I have a sad story to tell. It’s of an Integra lost – obliterated on 56th Street at the hands of an uninsured female motorist. My tale begins on a beautiful summer afternoon in June 2005. A friend and I were on our way to a party at Clearwater Beach. I had just pulled out of my apartment complex en-route to Fowler Avenue when, out of nowhere, came a white ball of speed and aggression. The little bubble-shaped vehicle hit my beloved car in the front, spun it around and hit it again, knocking it into a ditch. Luckily, all individuals involved were fine, but sadly, my silver bullet was laid to rest.

Those who know me best know of the love I had for my car. That’s why within two weeks of the accident, I scoured the state in search of another just like it, and eventually found one at a dealership in Jacksonville. Maybe this seems excessive, but in my head it made sense.
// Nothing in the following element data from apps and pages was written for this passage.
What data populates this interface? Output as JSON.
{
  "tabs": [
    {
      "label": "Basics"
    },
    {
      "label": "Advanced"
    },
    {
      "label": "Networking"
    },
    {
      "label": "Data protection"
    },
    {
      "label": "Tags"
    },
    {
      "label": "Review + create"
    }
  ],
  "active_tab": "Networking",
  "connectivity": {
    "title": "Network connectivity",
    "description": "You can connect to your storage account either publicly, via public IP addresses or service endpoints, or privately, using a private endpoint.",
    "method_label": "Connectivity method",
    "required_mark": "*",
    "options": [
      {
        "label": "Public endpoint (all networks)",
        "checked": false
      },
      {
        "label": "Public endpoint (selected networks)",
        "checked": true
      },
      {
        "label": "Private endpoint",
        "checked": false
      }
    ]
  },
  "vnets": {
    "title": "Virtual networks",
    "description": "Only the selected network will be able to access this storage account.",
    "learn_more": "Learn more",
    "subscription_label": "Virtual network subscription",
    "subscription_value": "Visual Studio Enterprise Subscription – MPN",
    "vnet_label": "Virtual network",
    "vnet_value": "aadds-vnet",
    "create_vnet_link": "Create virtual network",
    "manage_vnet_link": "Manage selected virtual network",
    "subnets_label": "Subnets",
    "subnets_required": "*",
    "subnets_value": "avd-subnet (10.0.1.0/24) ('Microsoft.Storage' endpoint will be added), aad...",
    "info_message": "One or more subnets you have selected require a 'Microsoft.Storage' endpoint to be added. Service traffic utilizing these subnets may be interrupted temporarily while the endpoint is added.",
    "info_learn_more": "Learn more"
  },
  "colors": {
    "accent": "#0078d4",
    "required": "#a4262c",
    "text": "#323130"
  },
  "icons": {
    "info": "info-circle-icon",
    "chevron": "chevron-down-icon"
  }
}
With gender roles changing every day, I find it funny to hear guys tell me how impressed they are that I drive a five-speed. I suppose I don’t fit into the stereotypical “car-dumb” woman role most men think of when they associate cars and women, but as far as I’m concerned, I’m not out of the norm.

In the same respect, most men I know don’t fit into the stereotypical “blood, sweat and oil” role that seemed more prevalent in the 1950s.

I know how to change my own oil and tires. I also know the difference between a short ram and a cold air intake. And although I don’t choose to do these tasks on my own every time, it’s an assurance just knowing that I have the ability to do them.

In this day and age, it seems absurd to think that a woman has “no business being on the road,” but unfortunately I hear that all the time.

I love seeing women driving big trucks, fast cars and anything else that shows they have pride in their vehicles, and the same goes for men. If a guy wants to drive a Volkswagen Beetle, a Mazda Miata or any other stereotypical “chick car” why should he be the subject of ridicule? My point simply is this: Stereotypes cannot be applied to cars and their respective drivers – people are as different as the vehicles they drive.